This was Fa's biggest payday by a long chalk. While the exact figures were hard to pin down, some believe his purse for entering the ring would have been equal to his 19 prizefights prior to this.
A win would have been career defining; a potential launching pad into the richer markets of North America and the United Kingdom, but suffering your first loss to one of the world's best four years into a professional career is a comma, not a full stop.
The stakes were higher for Parker. Not only did he have to win, but he was expected to win well.

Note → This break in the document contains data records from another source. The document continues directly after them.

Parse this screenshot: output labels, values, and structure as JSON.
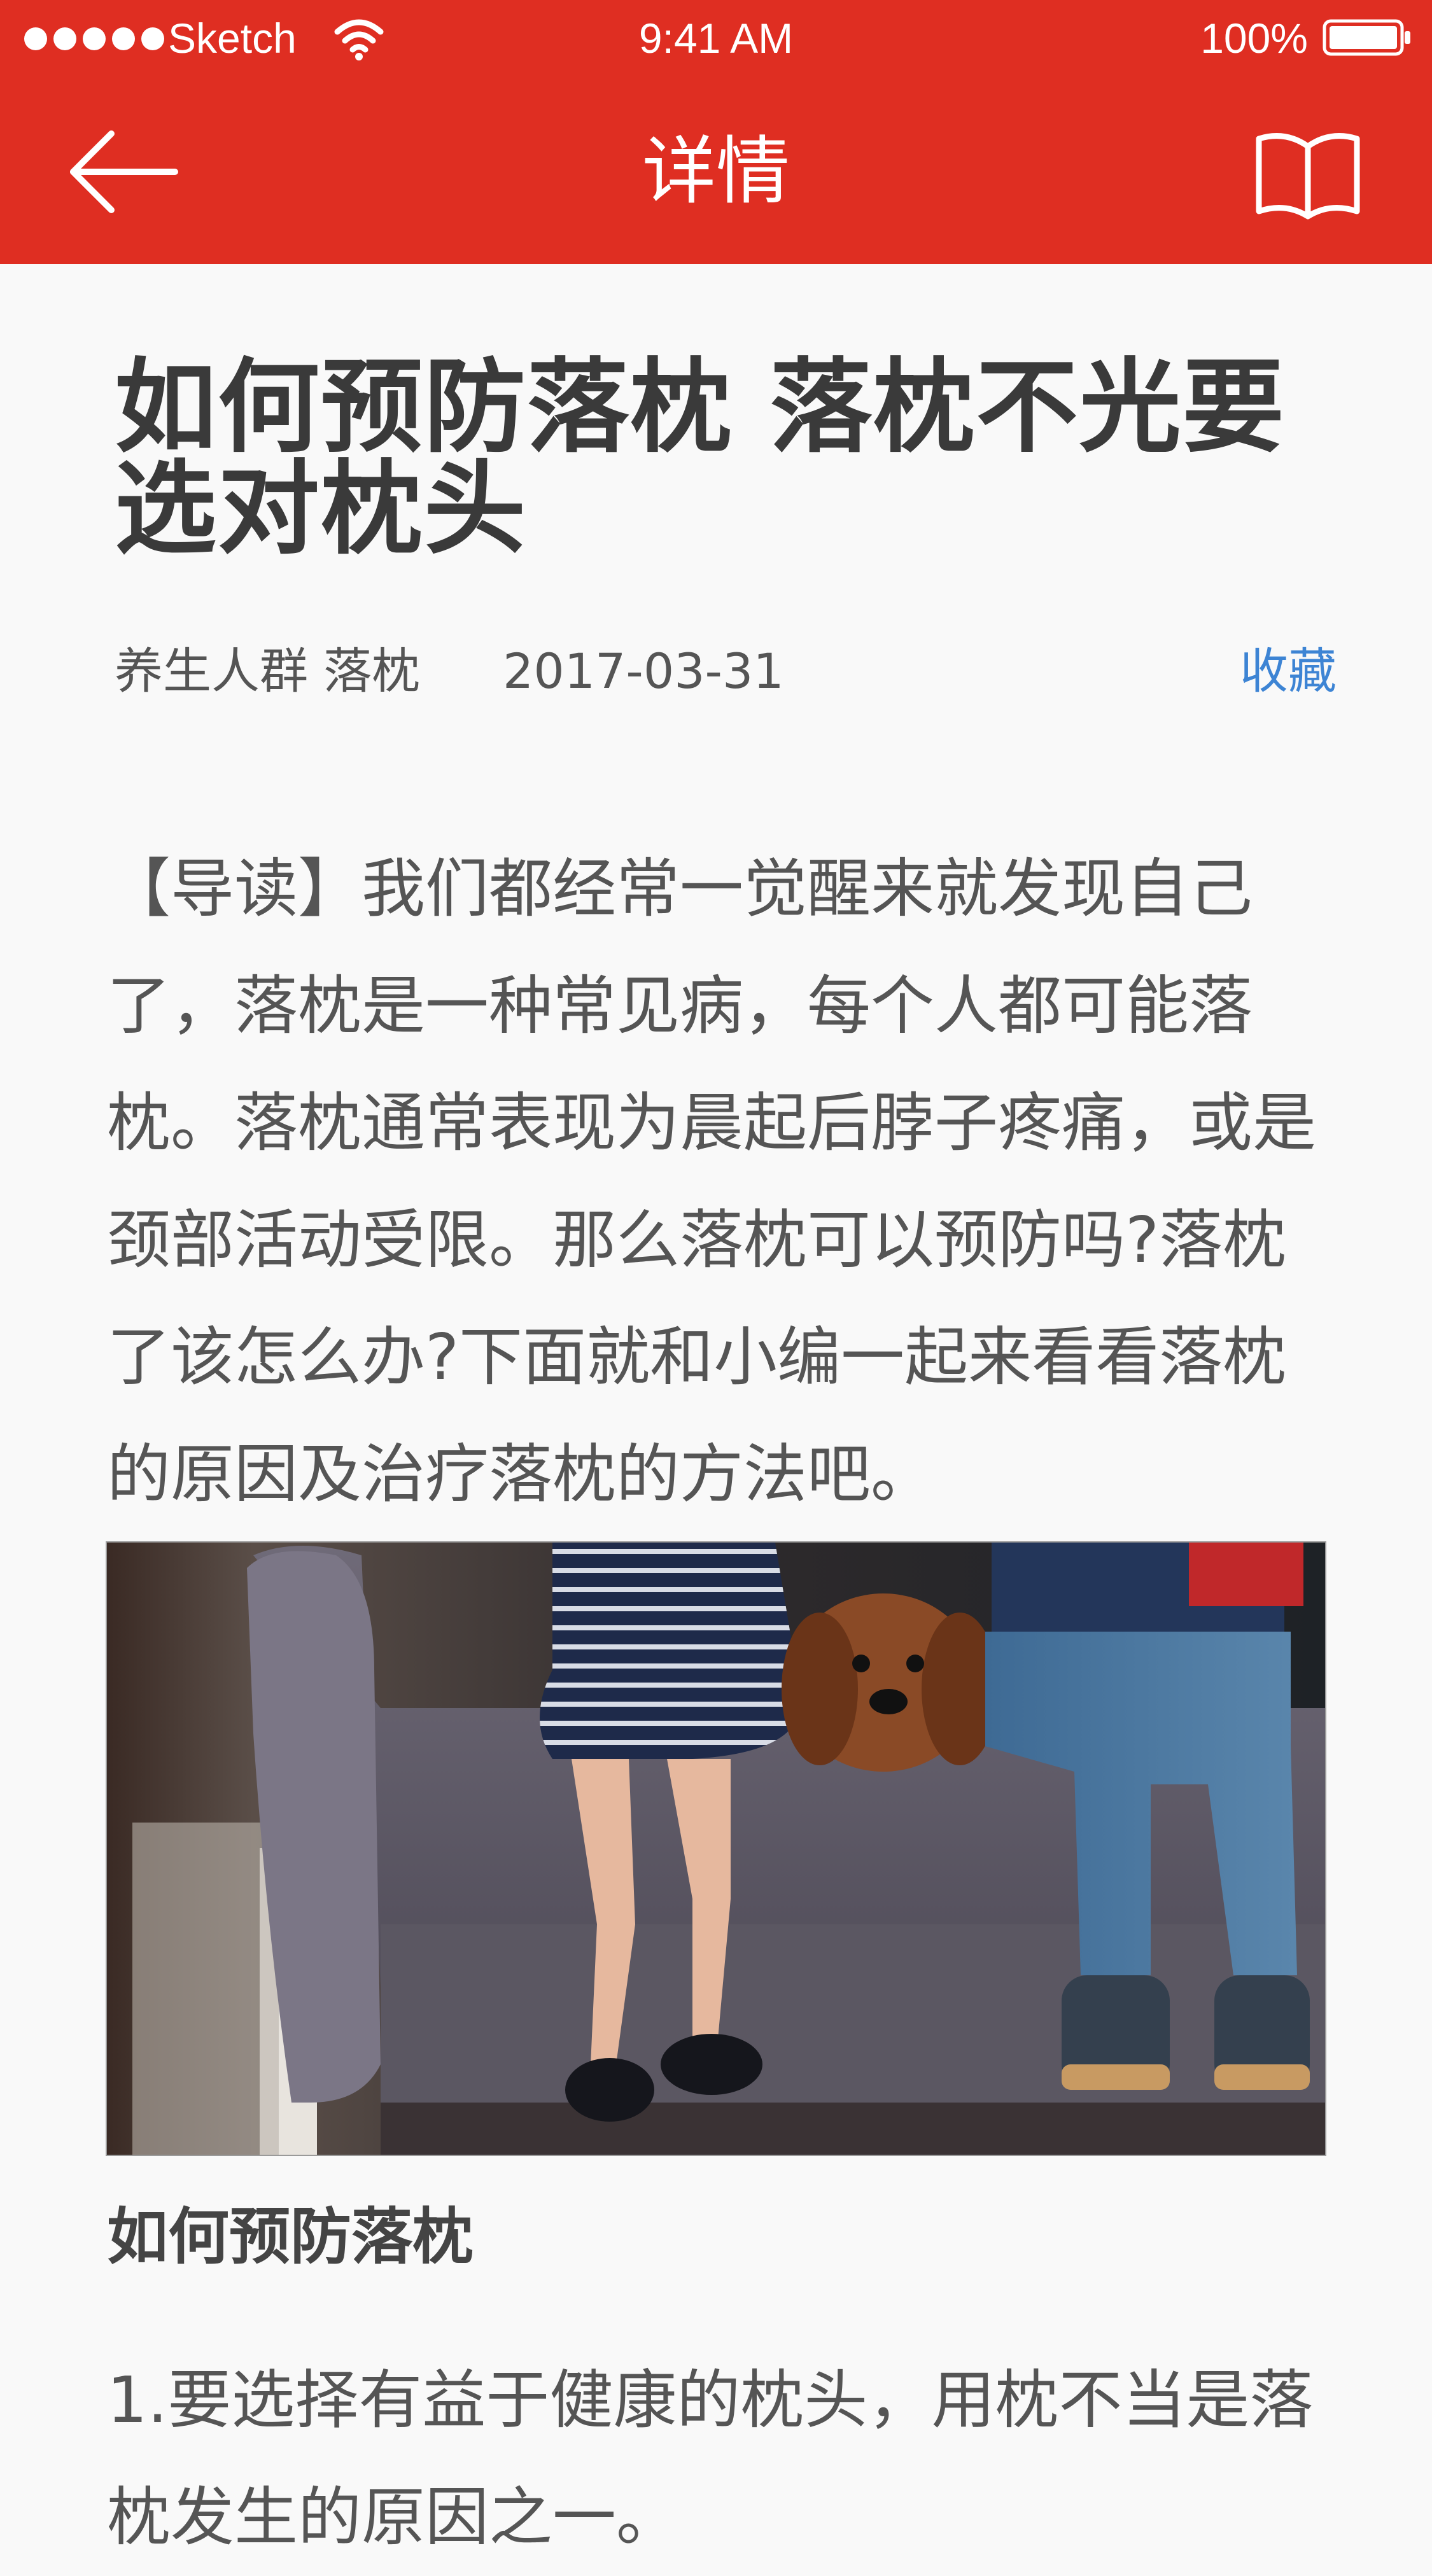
{
  "status_bar": {
    "carrier": "Sketch",
    "time": "9:41 AM",
    "battery": "100%"
  },
  "nav": {
    "title": "详情",
    "back_icon": "arrow-left-icon",
    "right_icon": "book-icon"
  },
  "article": {
    "title": "如何预防落枕 落枕不光要选对枕头",
    "tags": "养生人群 落枕",
    "date": "2017-03-31",
    "favorite_label": "收藏",
    "intro": "【导读】我们都经常一觉醒来就发现自己了，落枕是一种常见病，每个人都可能落枕。落枕通常表现为晨起后脖子疼痛，或是颈部活动受限。那么落枕可以预防吗?落枕了该怎么办?下面就和小编一起来看看落枕的原因及治疗落枕的方法吧。",
    "section_heading": "如何预防落枕",
    "point_1": "1.要选择有益于健康的枕头，用枕不当是落枕发生的原因之一。"
  },
  "colors": {
    "brand_red": "#df2e22",
    "link_blue": "#3d84d4"
  }
}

The former was achieved, the latter will be debated.
Both promoter Eddie Hearn and even his trainer Kevin Barry said this week that this was "make or break". Even if those comments fall under the well-people-say-these-things-all-the-time-in-boxing category, there was some urgency for Parker after losses to Anthony Joshua, Dillian Whyte and a long period of inactivity.
There's a lightness about everything Parker does out of the ring, whether it's glad-handing the public or making easily digestible Instagram vignettes, but the implication was that a loss meant he was finished as a marketable, main event product was a heavy burden to carry into a ring.
A loss would have sparked a rematch clause and, in truth, a long road back to title contention, a road, should Parker have chosen to stay on it, could have led to town halls and undercards rather than the stadia he has become accustomed to.
Dereck Chisora now likely awaits in what will be a massively popular bout in London where both fighters have big fanbases, and then, maybe, a mandatory challenge for the WBO belt he once held.
For the next seven days, however, his road back leads to home.
Just like the rest of us.